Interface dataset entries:
####

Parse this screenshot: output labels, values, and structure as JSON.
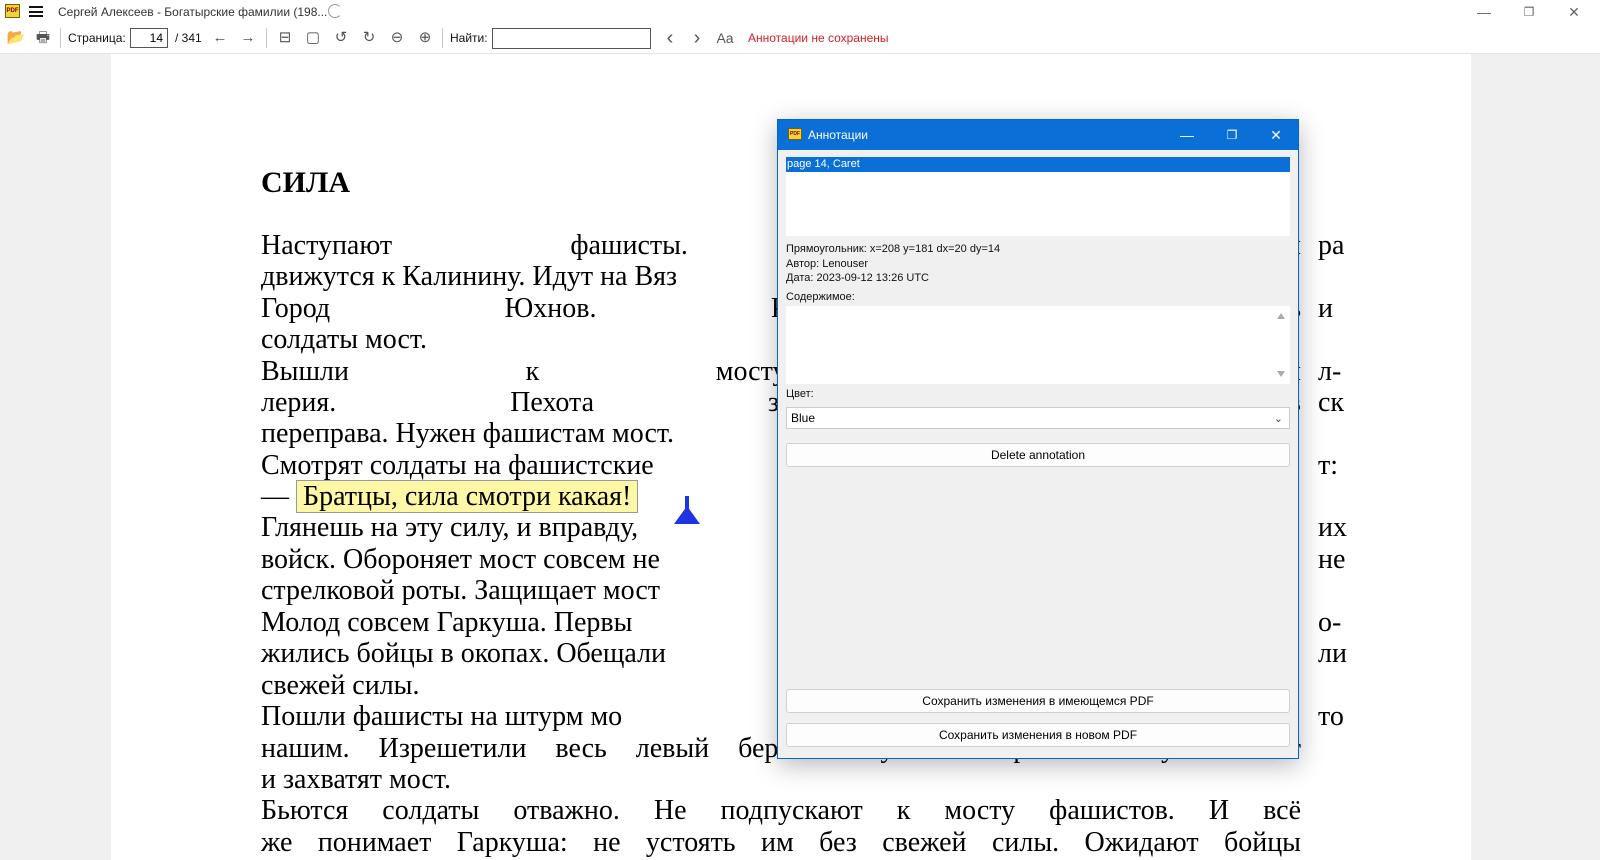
{
  "window": {
    "title": "Сергей Алексеев - Богатырские фамилии (198...",
    "app_icon_text": "PDF",
    "minimize_glyph": "—",
    "maximize_glyph": "❐",
    "close_glyph": "✕"
  },
  "toolbar": {
    "open_icon": "📂",
    "print_icon": "🖶",
    "page_label": "Страница:",
    "page_value": "14",
    "page_total": "/ 341",
    "back_icon": "←",
    "forward_icon": "→",
    "fit_width_icon": "⊟",
    "fit_page_icon": "▢",
    "rotate_left_icon": "↺",
    "rotate_right_icon": "↻",
    "zoom_out_icon": "⊖",
    "zoom_in_icon": "⊕",
    "find_label": "Найти:",
    "find_value": "",
    "find_prev_icon": "‹",
    "find_next_icon": "›",
    "font_icon": "Aa",
    "annotation_status": "Аннотации не сохранены",
    "status_color": "#d4202a"
  },
  "document": {
    "heading": "СИЛА",
    "lines": [
      "    Наступают фашисты. С юга и",
      "движутся к Калинину. Идут на Вяз",
      "    Город Юхнов. Река Угра. Здесь",
      "солдаты мост.",
      "    Вышли к мосту фашисты. Тан",
      "лерия. Пехота забила весь прав",
      "переправа. Нужен фашистам мост.",
      "    Смотрят солдаты на фашистские",
      "    Глянешь на эту силу, и вправду,",
      "войск. Обороняет мост совсем не",
      "стрелковой роты. Защищает мост",
      "    Молод совсем Гаркуша. Первы",
      "жились бойцы в окопах. Обещали",
      "свежей силы.",
      "    Пошли фашисты на штурм мо",
      "нашим. Изрешетили весь левый берег. Несутся теперь в атаку. Вот-вот",
      "и захватят мост.",
      "    Бьются солдаты отважно. Не подпускают к мосту фашистов. И всё",
      "же понимает Гаркуша: не устоять им без свежей силы. Ожидают бойцы"
    ],
    "right_fragments": [
      "ра",
      "и",
      "л-",
      "ск",
      "т:",
      "их",
      "не",
      "о-",
      "ли",
      "то"
    ],
    "dash": "—",
    "highlighted_text": "Братцы, сила смотри какая!",
    "highlight_color": "#fdf7a6",
    "caret_color": "#1f33e0"
  },
  "dialog": {
    "title": "Аннотации",
    "selected_item": "page 14, Caret",
    "rect_info": "Прямоугольник: x=208 y=181 dx=20 dy=14",
    "author": "Автор: Lenouser",
    "date": "Дата: 2023-09-12 13:26 UTC",
    "content_label": "Содержимое:",
    "content_value": "",
    "color_label": "Цвет:",
    "color_value": "Blue",
    "delete_button": "Delete annotation",
    "save_existing_button": "Сохранить изменения в имеющемся PDF",
    "save_new_button": "Сохранить изменения в новом PDF"
  }
}
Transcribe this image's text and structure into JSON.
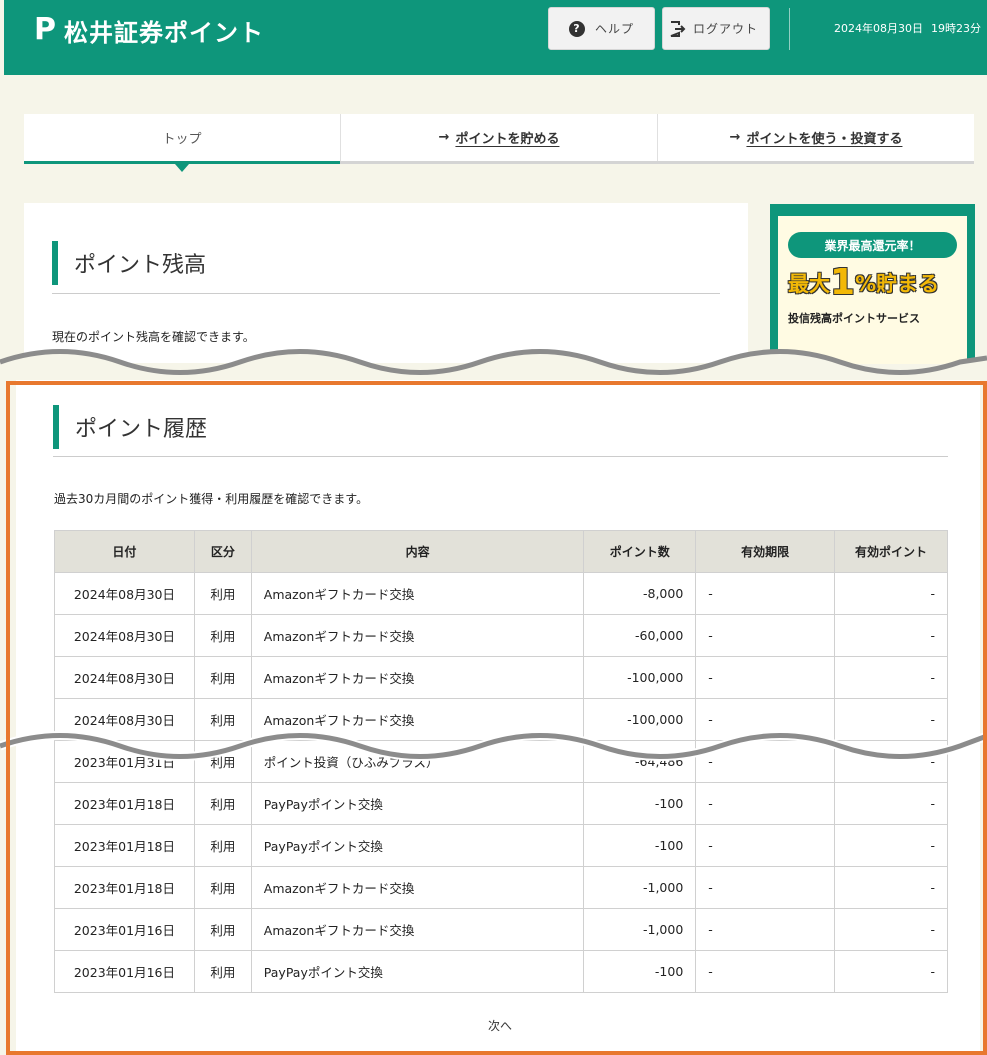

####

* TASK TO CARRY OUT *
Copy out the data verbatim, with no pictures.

* EXERCISE RESULT *
Parse this screenshot: output labels, values, and structure as JSON.
{
  "window": {
    "title": "Сергей Алексеев - Богатырские фамилии (198...",
    "app_icon_text": "PDF",
    "minimize_glyph": "—",
    "maximize_glyph": "❐",
    "close_glyph": "✕"
  },
  "toolbar": {
    "open_icon": "📂",
    "print_icon": "🖶",
    "page_label": "Страница:",
    "page_value": "14",
    "page_total": "/ 341",
    "back_icon": "←",
    "forward_icon": "→",
    "fit_width_icon": "⊟",
    "fit_page_icon": "▢",
    "rotate_left_icon": "↺",
    "rotate_right_icon": "↻",
    "zoom_out_icon": "⊖",
    "zoom_in_icon": "⊕",
    "find_label": "Найти:",
    "find_value": "",
    "find_prev_icon": "‹",
    "find_next_icon": "›",
    "font_icon": "Aa",
    "annotation_status": "Аннотации не сохранены",
    "status_color": "#d4202a"
  },
  "document": {
    "heading": "СИЛА",
    "lines": [
      "    Наступают фашисты. С юга и",
      "движутся к Калинину. Идут на Вяз",
      "    Город Юхнов. Река Угра. Здесь",
      "солдаты мост.",
      "    Вышли к мосту фашисты. Тан",
      "лерия. Пехота забила весь прав",
      "переправа. Нужен фашистам мост.",
      "    Смотрят солдаты на фашистские",
      "    Глянешь на эту силу, и вправду,",
      "войск. Обороняет мост совсем не",
      "стрелковой роты. Защищает мост",
      "    Молод совсем Гаркуша. Первы",
      "жились бойцы в окопах. Обещали",
      "свежей силы.",
      "    Пошли фашисты на штурм мо",
      "нашим. Изрешетили весь левый берег. Несутся теперь в атаку. Вот-вот",
      "и захватят мост.",
      "    Бьются солдаты отважно. Не подпускают к мосту фашистов. И всё",
      "же понимает Гаркуша: не устоять им без свежей силы. Ожидают бойцы"
    ],
    "right_fragments": [
      "ра",
      "и",
      "л-",
      "ск",
      "т:",
      "их",
      "не",
      "о-",
      "ли",
      "то"
    ],
    "dash": "—",
    "highlighted_text": "Братцы, сила смотри какая!",
    "highlight_color": "#fdf7a6",
    "caret_color": "#1f33e0"
  },
  "dialog": {
    "title": "Аннотации",
    "selected_item": "page 14, Caret",
    "rect_info": "Прямоугольник: x=208 y=181 dx=20 dy=14",
    "author": "Автор: Lenouser",
    "date": "Дата: 2023-09-12 13:26 UTC",
    "content_label": "Содержимое:",
    "content_value": "",
    "color_label": "Цвет:",
    "color_value": "Blue",
    "delete_button": "Delete annotation",
    "save_existing_button": "Сохранить изменения в имеющемся PDF",
    "save_new_button": "Сохранить изменения в новом PDF"
  }
}
Transcribe this image's text and structure into JSON.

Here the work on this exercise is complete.